Guest Post: Nicole Winters on Writing for Teens

Jock and the Fat Chick cover

My friend Nicole Winters has a new novel, The Jock and the Fat Chick, coming out on October 13. She’s been kind enough to talk about the challenge of writing for contemporary teens in their rapidly-updating world. *** Writing for teens in an ever-changing environment; It’s not as scary as you may think You know that saying, “The more things change, … Read More

Review: Epitaph, a novel of the OK Corral

OK Corral sign

I loved, unreservedly, Mary Doria Russell’s 2012 novel Doc, about the life of Doc Holliday before the infamous events of the OK Corral in Tombstone, AZ. I was just familiar enough with both the history and mythology of the story to really appreciate the way she wove them together. When I saw she’d written a follow-up, Epitaph—subtitled A Novel of … Read More

A Couple of More Questions on Writing

Editorial assistant Sophie

Here are some more questions from readers, with the same caveat at last week: my answers describe my process, which may be totally different from yours. Neither is “right”; what matters is what works for you. From Donald Kirby: When you have two openings that appeal equally, how do you choose? That actually happened to me on Long Black Curl. I wanted … Read More

A Couple of Questions on Writing

computer keyboard

Recently I put out a call for questions to be answered on this blog. Here are a couple of the responses. Keep in mind, though, that these are my processes; your mileage may vary. In the end, all that matters is what ends up on the page. From Tamlyn Garrison: [How do you know] when to stop editing? I’m a … Read More

The Nature of Magic vs Science

Waterhouse Cauldron

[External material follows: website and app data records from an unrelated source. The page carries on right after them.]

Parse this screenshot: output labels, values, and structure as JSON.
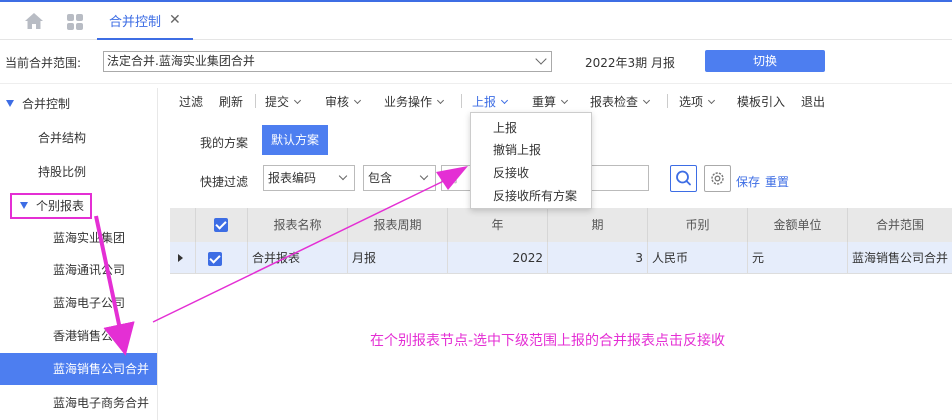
{
  "tab": {
    "label": "合并控制",
    "close": "✕"
  },
  "scope": {
    "label": "当前合并范围:",
    "value": "法定合并.蓝海实业集团合并",
    "period": "2022年3期  月报",
    "switch_label": "切换"
  },
  "sidebar": {
    "items": [
      {
        "label": "合并控制"
      },
      {
        "label": "合并结构"
      },
      {
        "label": "持股比例"
      },
      {
        "label": "个别报表"
      },
      {
        "label": "蓝海实业集团"
      },
      {
        "label": "蓝海通讯公司"
      },
      {
        "label": "蓝海电子公司"
      },
      {
        "label": "香港销售公司"
      },
      {
        "label": "蓝海销售公司合并"
      },
      {
        "label": "蓝海电子商务合并"
      }
    ]
  },
  "toolbar": {
    "filter": "过滤",
    "refresh": "刷新",
    "submit": "提交",
    "review": "审核",
    "business": "业务操作",
    "report_up": "上报",
    "recalc": "重算",
    "check": "报表检查",
    "options": "选项",
    "template_import": "模板引入",
    "exit": "退出"
  },
  "report_menu": {
    "items": [
      "上报",
      "撤销上报",
      "反接收",
      "反接收所有方案"
    ]
  },
  "plan": {
    "label": "我的方案",
    "default_label": "默认方案"
  },
  "quick_filter": {
    "label": "快捷过滤",
    "field": "报表编码",
    "operator": "包含",
    "placeholder": "请",
    "save": "保存",
    "reset": "重置"
  },
  "grid": {
    "columns": [
      "报表名称",
      "报表周期",
      "年",
      "期",
      "币别",
      "金额单位",
      "合并范围"
    ],
    "rows": [
      {
        "name": "合并报表",
        "cycle": "月报",
        "year": "2022",
        "period": "3",
        "currency": "人民币",
        "unit": "元",
        "scope": "蓝海销售公司合并"
      }
    ]
  },
  "annotation": "在个别报表节点-选中下级范围上报的合并报表点击反接收",
  "colors": {
    "accent": "#3d6de4",
    "annotation": "#e42fd4"
  }
}
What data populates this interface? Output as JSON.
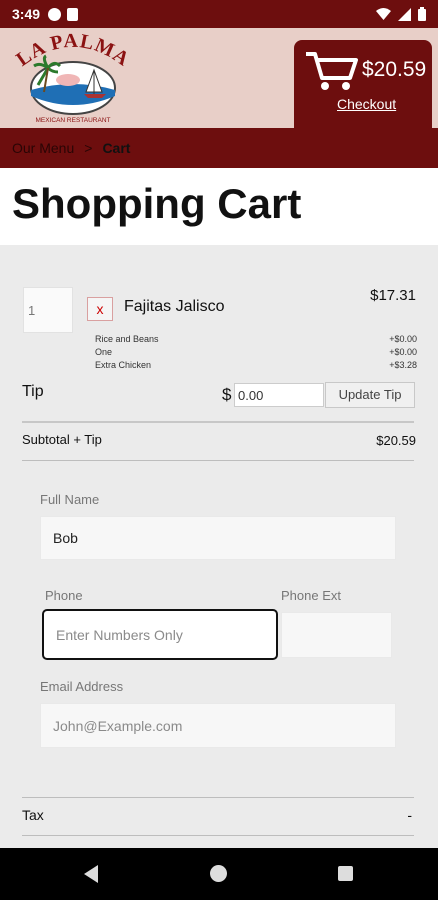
{
  "status_bar": {
    "time": "3:49"
  },
  "header": {
    "logo_text": "LA PALMA",
    "logo_subtext": "MEXICAN RESTAURANT",
    "cart_total": "$20.59",
    "checkout_label": "Checkout"
  },
  "breadcrumb": {
    "menu_link": "Our Menu",
    "separator": ">",
    "current": "Cart"
  },
  "page_title": "Shopping Cart",
  "cart_item": {
    "quantity": "1",
    "remove_label": "x",
    "name": "Fajitas Jalisco",
    "price": "$17.31",
    "modifiers": [
      {
        "name": "Rice and Beans",
        "price": "+$0.00"
      },
      {
        "name": "One",
        "price": "+$0.00"
      },
      {
        "name": "Extra Chicken",
        "price": "+$3.28"
      }
    ]
  },
  "tip": {
    "label": "Tip",
    "currency_symbol": "$",
    "value": "0.00",
    "update_button": "Update Tip"
  },
  "subtotal": {
    "label": "Subtotal + Tip",
    "value": "$20.59"
  },
  "form": {
    "full_name": {
      "label": "Full Name",
      "value": "Bob"
    },
    "phone": {
      "label": "Phone",
      "placeholder": "Enter Numbers Only"
    },
    "phone_ext": {
      "label": "Phone Ext",
      "value": ""
    },
    "email": {
      "label": "Email Address",
      "placeholder": "John@Example.com"
    }
  },
  "tax": {
    "label": "Tax",
    "value": "-"
  },
  "colors": {
    "brand": "#6d0e0e",
    "header_bg": "#e8cfc8",
    "content_bg": "#ebebeb"
  }
}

Recently best-selling author Dave Farland wrote this article about the cost of magic. It’s an argument I’ve encountered before, and the short version is, everything must have a cost. If you cast a spell, the power has to come from somewhere. It’s the basic Law of the Conservation of Energy, one of the rules that keeps the universe ticking along. In other … Read More

Guest post: Logan Masterson on the Facets of Death

Death Plays Battleship

Logan Masterson (that’s not him above) is, like me, a Tennessee writer of speculative fiction. Below he talks about death in fiction, how it affects us, and why it’s important. Facets of Death No, not faces, facets. In fiction. Fictional facets of the very real human experience. Let’s get into that. The Tufa, they have an eye on death, and means … Read More

How everyone, deep down, is “Like Me”

Chely Wright with flag

So one time I met Chely Wright. It was around 1998. I worked in a Nashville mall at the Bombay Company, a repulsive chain store that sold overpriced foreign-made furniture and faux artsy knickknacks. I was the assistant manager, and took it as seriously as I did most of my other jobs, which meant that I worked no harder than … Read More

Thoughts on Black Widow and Joss Whedon, two months late

Hulk chases Black Widow

(I’m always behind the curve on whatever’s cool, which is why I’m posting about The Avengers: Age of Ultron while everyone else is discussing Jurassic World.) It’s no secret that many fans, particularly feminists, had issues with Age of Ultron when it debuted a few weeks back. Their ire centers around writer-director Joss Whedon’s treatment of Black Widow, a.k.a. “the … Read More